If you have a garden, your tomatoes are probably living their best life right about now as they tend to ripen toward the end of summer. This is your friendly reminder not to let any of that fruit-disguised-as-a-veggie go to waste this year. This is because tomatoes are an often-overlooked nutritional powerhouse. “Tomatoes are one of those foods that everyone takes for granted.

In terms of the nutrients in tomatoes, the best is lycopene, a natural antioxidant that gives tomatoes their red color. Lycopene affects the cardiovascular system in a number of ways. It helps control blood pressure; prevent atherosclerosis; lower LDL cholesterol and triglycerides.

Tomatoes are a good source of vitamin C and potassium. Tomato puree has more potassium than fresh tomatoes. A medium tomato has 292 mg of potassium while a medium banana has 422 mg.

Studies have linked lycopene consumption to a lower risk of developing age-related macular degeneration and potentially cataracts. An increase in dietary consumption of lycopene was associated with decreased prostate cancer development.


Go for locally sourced organic tomatoes or a quality puree

The researchers found that organic tomatoes had significantly higher levels of vitamin C, sugar and lycopene. The extra sugar improves the taste, but the increased levels of lycopene ramps up organic tomatoes' health profile.
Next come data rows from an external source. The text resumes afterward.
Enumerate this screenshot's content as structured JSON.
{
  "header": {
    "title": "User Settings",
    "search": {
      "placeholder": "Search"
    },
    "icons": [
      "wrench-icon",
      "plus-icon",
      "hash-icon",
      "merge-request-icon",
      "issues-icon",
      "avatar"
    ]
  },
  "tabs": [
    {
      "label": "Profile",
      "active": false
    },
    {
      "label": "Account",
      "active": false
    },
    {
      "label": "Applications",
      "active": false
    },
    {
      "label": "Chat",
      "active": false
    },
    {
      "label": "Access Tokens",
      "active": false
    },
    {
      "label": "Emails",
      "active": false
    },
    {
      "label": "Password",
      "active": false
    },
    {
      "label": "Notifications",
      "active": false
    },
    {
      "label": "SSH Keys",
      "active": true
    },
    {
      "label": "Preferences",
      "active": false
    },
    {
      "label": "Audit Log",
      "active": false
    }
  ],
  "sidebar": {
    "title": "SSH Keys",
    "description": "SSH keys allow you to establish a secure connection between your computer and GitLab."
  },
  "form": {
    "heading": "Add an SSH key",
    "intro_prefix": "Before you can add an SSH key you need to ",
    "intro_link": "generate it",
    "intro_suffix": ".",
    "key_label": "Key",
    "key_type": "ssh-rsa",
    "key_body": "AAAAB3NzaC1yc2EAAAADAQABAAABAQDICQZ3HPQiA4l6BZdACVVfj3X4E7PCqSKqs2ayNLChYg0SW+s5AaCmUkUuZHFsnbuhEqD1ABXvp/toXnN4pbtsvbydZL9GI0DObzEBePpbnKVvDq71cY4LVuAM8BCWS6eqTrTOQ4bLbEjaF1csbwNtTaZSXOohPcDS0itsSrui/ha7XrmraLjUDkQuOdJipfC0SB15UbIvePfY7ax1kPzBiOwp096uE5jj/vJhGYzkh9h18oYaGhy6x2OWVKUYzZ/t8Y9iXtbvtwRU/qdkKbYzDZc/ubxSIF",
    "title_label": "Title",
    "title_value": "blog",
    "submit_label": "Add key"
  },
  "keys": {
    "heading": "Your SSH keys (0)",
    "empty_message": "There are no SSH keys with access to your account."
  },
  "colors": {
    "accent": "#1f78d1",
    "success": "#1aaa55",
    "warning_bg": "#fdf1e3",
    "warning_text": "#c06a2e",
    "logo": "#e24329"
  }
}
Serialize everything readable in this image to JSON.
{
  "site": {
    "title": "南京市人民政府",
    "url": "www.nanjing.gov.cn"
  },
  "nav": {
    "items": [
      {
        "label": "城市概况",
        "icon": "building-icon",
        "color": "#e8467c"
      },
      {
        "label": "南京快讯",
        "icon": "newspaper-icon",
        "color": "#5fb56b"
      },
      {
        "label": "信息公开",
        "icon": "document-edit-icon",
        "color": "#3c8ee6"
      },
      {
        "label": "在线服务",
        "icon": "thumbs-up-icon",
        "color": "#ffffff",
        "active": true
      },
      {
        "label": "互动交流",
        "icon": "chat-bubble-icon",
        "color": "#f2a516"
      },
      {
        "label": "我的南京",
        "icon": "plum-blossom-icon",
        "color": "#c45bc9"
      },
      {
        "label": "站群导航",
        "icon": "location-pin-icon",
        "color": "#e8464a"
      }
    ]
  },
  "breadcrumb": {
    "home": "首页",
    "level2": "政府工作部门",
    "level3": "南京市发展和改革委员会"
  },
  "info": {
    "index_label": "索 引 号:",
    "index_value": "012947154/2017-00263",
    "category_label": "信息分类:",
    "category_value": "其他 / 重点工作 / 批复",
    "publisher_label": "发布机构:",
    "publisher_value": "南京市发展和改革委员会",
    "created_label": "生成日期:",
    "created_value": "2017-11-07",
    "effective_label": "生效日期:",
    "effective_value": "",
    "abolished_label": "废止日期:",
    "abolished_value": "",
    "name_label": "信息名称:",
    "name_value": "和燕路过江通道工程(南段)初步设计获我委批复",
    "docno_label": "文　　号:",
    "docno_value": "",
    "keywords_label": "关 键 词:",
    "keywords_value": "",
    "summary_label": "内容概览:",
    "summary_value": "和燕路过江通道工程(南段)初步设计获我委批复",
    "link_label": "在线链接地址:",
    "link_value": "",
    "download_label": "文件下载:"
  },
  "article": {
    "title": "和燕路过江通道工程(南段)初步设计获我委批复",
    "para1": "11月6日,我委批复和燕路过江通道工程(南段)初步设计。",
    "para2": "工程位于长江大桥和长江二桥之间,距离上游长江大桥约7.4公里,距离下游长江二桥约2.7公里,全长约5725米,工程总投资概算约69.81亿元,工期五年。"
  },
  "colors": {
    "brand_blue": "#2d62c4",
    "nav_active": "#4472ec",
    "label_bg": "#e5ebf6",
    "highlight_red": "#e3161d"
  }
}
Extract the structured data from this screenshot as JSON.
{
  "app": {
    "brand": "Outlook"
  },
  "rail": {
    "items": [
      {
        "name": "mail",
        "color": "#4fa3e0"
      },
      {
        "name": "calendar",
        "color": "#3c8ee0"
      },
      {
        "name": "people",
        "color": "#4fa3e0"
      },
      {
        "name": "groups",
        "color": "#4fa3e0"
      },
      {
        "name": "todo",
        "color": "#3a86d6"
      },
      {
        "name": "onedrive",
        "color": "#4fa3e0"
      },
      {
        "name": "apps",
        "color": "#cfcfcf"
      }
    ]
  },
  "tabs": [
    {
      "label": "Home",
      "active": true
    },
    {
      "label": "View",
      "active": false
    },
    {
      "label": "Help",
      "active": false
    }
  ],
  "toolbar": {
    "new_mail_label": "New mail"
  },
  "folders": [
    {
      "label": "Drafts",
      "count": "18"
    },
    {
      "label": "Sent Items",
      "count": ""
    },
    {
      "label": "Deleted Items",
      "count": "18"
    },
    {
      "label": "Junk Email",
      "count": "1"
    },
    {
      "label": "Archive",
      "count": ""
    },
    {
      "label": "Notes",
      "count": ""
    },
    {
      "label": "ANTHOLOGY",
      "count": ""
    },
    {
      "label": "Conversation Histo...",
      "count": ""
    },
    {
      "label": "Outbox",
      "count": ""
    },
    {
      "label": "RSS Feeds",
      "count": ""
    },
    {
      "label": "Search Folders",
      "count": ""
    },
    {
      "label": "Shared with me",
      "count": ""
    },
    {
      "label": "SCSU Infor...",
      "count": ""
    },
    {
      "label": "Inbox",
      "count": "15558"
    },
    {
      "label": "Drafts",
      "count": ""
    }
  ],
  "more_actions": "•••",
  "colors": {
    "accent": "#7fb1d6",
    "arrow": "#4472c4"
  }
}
Vitamin C levels were 30+% higher in the organic tomatoes.

Tomato ketchup?

Tomato ketchup contains lycopene in similar qualities compared to a tomato sauce, but they typically contain dozens of chemical additives. Just one tablespoon of Heinz Ketchup contains 4 grams of sugar, according to the brand's website. Also many ketchup brands use high-fructose corn syrup. If you or your children are ketchup addicts, then you might want to consider making your own......

Easy ketchup recipe:

  • apple cider vinegar + water
  • tomato paste (1 large 300g can)
  • 1/3 to 1/2 cup organic honey
  • salt
  • garlic powder
  • onion powder
  • optional cinnamon or allspice

Starting with tomato paste is what makes this recipe quick. Just drop all the ingredients in a medium-sized saucepan, bring to a boil and then turn to low to simmer for 15 to 20 minutes.

Tomato purée is made by lightly cooking tomatoes and then puréeing the softened product into a liquid. Tomato paste is cooked longer than its puréed counterpart. The cooked tomatoes are strained to remove the seeds and skins, before being cooked again to reduce the concentrate into a thick paste.